Children love a bite-sized piece of insider knowledge. These 6 little numbers take moments to secure, but once your child knows them they will be just a teeny bit ahead of where they were in maths yesterday.
The first few cube numbers pop up regularly in maths exams and few children recognise them as a set.
Cube numbers are created by multiplying a number by itself and then by itself again:
2 x 2 x 2 = 8
3 x 3 x 3 = 27
If your child can recognise these as a set of numbers and understands how they are calculated, it is a good beginning. Ideally though, they should be able to recite just the first 6 – which I’ve typed out for you in colour , just click on the link below:
It is no harm to point out that there are other simple cube numbers out there, for instance:
10 x 10 x 10 = 1000
20 x 20 x 20 = 8000
But these higher numbers don’t need to be learnt, just appreciated (aaah!)…
Here are some standard exam questions involving cube numbers:
What comes next? 216, 125, 64, 27 _ ?
Spot the odd one out: 100, 64, 2, 8, 216
Which of these is an even cube number? 32 125 64 144
I think of a number, multiply it by itself and then multiply the answer by the number I first started with. My answer is 64, what was the number I first thought of?
Print up my little graphic and stick it on your fridge.
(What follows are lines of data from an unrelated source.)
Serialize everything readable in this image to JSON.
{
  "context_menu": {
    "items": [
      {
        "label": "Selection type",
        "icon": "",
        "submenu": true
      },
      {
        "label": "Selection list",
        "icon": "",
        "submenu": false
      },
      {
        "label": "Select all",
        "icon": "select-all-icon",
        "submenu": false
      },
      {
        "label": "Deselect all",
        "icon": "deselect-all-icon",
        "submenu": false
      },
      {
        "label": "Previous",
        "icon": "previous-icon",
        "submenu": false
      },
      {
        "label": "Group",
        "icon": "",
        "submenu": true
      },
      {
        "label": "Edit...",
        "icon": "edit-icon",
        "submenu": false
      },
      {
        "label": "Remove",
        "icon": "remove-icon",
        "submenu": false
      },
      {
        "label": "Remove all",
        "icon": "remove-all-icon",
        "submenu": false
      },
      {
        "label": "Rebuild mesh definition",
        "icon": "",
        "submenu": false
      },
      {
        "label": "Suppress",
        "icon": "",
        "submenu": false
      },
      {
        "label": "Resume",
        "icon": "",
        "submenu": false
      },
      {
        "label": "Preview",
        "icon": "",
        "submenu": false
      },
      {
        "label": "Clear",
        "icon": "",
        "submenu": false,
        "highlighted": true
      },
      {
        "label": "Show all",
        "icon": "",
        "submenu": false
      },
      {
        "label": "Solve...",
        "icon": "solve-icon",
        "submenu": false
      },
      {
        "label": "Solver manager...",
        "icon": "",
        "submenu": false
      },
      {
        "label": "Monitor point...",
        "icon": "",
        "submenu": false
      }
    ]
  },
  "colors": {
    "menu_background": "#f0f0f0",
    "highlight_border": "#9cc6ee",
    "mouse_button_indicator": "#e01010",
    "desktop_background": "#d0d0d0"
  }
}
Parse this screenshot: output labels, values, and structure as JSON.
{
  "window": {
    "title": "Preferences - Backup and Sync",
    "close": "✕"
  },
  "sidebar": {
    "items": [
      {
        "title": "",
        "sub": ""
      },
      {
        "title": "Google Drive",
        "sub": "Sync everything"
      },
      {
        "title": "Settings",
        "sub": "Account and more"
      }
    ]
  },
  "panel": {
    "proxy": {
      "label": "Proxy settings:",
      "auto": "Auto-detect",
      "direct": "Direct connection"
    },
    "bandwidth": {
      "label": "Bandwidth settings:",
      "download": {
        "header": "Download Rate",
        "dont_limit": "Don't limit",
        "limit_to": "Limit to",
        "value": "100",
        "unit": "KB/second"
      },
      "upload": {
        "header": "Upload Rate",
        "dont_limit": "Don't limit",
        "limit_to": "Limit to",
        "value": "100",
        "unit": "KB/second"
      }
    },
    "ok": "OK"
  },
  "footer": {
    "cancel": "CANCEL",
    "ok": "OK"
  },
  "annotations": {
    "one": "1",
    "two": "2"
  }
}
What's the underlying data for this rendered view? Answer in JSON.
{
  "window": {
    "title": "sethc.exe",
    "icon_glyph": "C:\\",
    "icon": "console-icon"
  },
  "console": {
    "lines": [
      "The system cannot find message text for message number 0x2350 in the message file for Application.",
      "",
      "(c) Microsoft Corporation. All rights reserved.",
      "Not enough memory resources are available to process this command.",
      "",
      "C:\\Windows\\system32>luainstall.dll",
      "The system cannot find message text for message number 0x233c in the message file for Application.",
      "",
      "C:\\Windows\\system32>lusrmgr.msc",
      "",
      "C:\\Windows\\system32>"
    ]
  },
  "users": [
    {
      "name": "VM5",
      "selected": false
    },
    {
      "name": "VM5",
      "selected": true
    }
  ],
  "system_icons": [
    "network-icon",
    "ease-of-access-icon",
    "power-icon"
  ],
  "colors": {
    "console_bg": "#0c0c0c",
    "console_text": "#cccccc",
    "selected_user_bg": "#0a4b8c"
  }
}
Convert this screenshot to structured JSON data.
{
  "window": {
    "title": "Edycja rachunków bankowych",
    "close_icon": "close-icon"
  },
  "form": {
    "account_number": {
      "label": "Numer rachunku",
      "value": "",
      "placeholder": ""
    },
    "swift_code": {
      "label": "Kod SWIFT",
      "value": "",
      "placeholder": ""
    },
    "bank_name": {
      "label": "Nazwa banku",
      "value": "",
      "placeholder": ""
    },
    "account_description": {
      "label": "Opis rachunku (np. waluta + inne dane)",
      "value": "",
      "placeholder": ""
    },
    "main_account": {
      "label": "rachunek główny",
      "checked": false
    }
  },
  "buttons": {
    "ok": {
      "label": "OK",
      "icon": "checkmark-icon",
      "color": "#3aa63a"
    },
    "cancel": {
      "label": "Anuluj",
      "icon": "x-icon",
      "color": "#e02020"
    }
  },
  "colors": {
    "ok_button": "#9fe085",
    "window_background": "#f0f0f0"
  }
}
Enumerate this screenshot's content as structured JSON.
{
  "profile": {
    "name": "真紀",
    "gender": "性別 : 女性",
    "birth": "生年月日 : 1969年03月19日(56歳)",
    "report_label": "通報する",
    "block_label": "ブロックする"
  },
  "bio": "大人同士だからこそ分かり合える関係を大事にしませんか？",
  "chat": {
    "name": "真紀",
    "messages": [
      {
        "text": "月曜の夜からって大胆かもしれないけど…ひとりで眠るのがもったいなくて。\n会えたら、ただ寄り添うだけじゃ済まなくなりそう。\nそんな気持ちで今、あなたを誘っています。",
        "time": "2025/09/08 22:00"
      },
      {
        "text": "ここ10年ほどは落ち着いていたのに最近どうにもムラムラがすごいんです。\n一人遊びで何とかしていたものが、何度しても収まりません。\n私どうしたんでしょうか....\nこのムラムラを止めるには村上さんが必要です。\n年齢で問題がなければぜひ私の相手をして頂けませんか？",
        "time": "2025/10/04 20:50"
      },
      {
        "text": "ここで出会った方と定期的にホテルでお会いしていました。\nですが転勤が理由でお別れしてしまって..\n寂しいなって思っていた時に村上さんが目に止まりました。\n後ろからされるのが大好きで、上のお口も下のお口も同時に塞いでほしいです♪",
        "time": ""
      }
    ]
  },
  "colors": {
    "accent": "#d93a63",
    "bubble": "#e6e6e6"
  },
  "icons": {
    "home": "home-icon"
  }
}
Don’t say anything about it and wait until someone asks you!